Saint Spyridon of Tremithus was born towards the end of the third century on the island of Cyprus. He was a shepherd, and had a wife and children. He used all his substance for the needs of his neighbors and the homeless, for which the Lord rewarded him with a gift of wonderworking. He healed those who were incurably sick, and cast out demons.
After the death of his wife, during the reign of Constantine the Great (306-337), he was made Bishop of Tremithus, Cyprus. As a bishop, the saint did not alter his manner of life, but combined pastoral service with deeds of charity.
The question, "Is there a Santa Claus?" has led by association to the question, "Was there a St. Nicholas?" among secular historians. The issue seems to revive every December before Christmas, although everyone knows that St. Nicholas's feast day does not fall on Christmas, and he is only associated with the Nativity of Christ by the proximity of his own feast day. Well, and because he always gave people gifts.
Holy Hierarch Nicholas of Myra and Lycia is commemorated by the Church on December 6/19. Anyone who has ever prayed to St. Nicholas for help knows beyond a shadow of a doubt that he not only did exist, but still does exist, for our God is a God of the living (cf. Mt. 22:32).
A Dedicated Servant of God
More than 1,600 years ago, in the year 270 AD, St. Nicholas was born not far from Myra, in a land that is now part of the country of Turkey. In those days Orthodox Christians were persecuted for their faith. It wasn't easy to be a Christian. Many of them were tortured and executed because they believed in Christ.
Nicholas was taught by his parents to love the Lord with his whole mind, heart, soul, and with ail his strength. When they died he inherited their money. He used this to help the poor, the hungry, and the sick. Whenever he helped anyone he did it secretly, so that only God would know, He did not want praise from people; he wanted his reward to be only in Heaven.
As having nothing, and yet possessing all things. (2 Cor. 6:10)

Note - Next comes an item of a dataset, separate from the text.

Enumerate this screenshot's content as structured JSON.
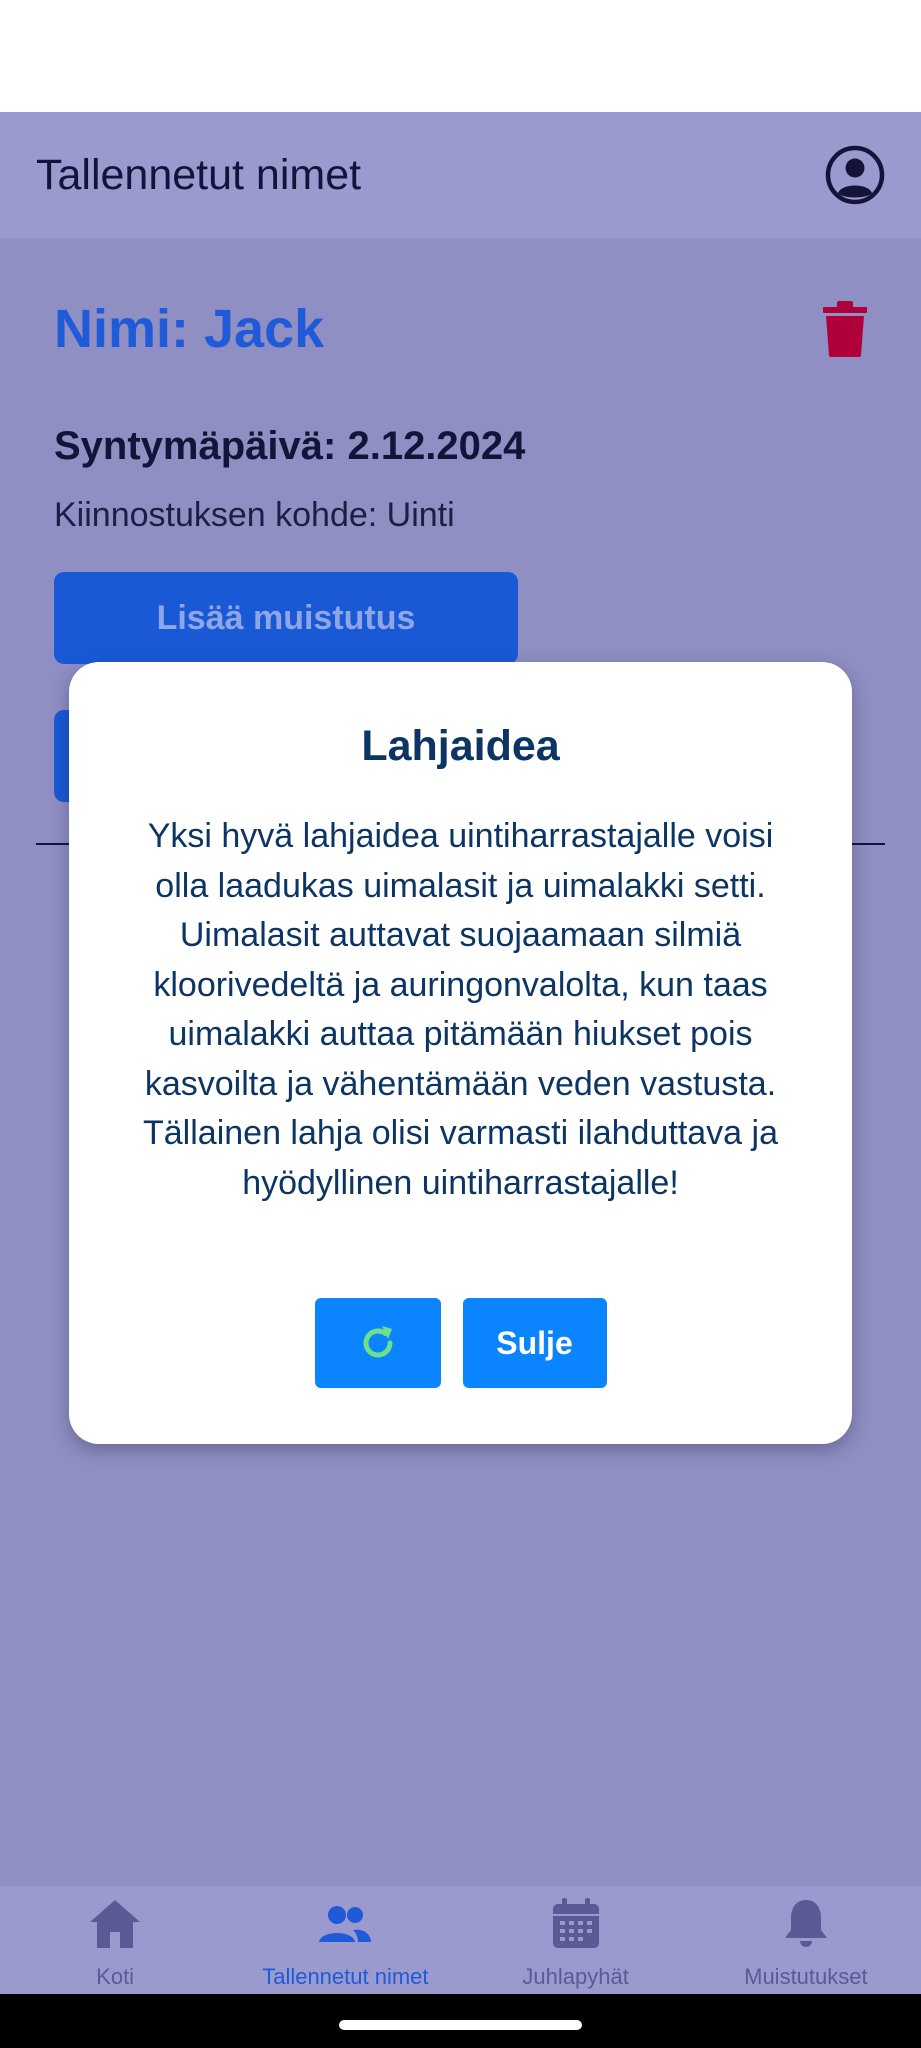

Today we celebrate, my beloved, the memory of St. Andrew the First-Called. He has been given that name because he was the first to be called by Jesus Christ to be an Apostle. It happened like this: Soon after the Lord’s baptism by John in the Jordan, John stood on the banks with two of his disciples, John and Andrew; and when he saw Jesus coming, he said, Behold the Lamb of God. Hearing these words from him, both disciples followed after Jesus. When Jesus turned and saw them walking, He said to them, what do you need? They said to Him, “Rabbi,” which means teacher. “Where do you live?” The Lord answered, “Come, and see.” They went and saw where He lived, and stayed with Him that day. It was about the tenth hour, about 4:00 in the afternoon by our reckoning. One of these two who heard about Jesus from John and followed him was Andrew, the brother of Simon Peter. He first found his brother Simon—that is, Peter—and said to him, “We have found the Messiah,” which means, Christ, and led him to Jesus.
John Meyendorff, Introduction to Byzantine theology, éditions du Cerf, 2010, p. 320, series "Orthodoxy" Christ in Theology Byzantine, éditions du Cerf, 2010, p. 302, series "Orthodoxy." Both books are published in French.
Editions du Cerf commenced with a new collection "Orthodoxy", in which two first books are reprints of two classics of late P. John Meyendorff: Introduction to Byzantine theology and Christ in Byzantine theology.
The Nativity fast begins on November 14/27, and lasts forty days. The Nativity fast is not as strict as Great Lent or the Dormition fast, and can be compared to the Apostle’s fast. It was instituted by the Church so that we would worthily greet the feast of the Nativity of Christ after having cleansed our hearts by prayer and repentance.
The establishment of the Nativity fast, like many other long fasts, dates back to the early days of Christianity. Already in the fourth century, St. Ambrose of Milan, Philastrius, and Blessed Augustine recall the Nativity fast in their works. St. Leo the Great wrote about the antiquity of the Nativity fast in the fifth century.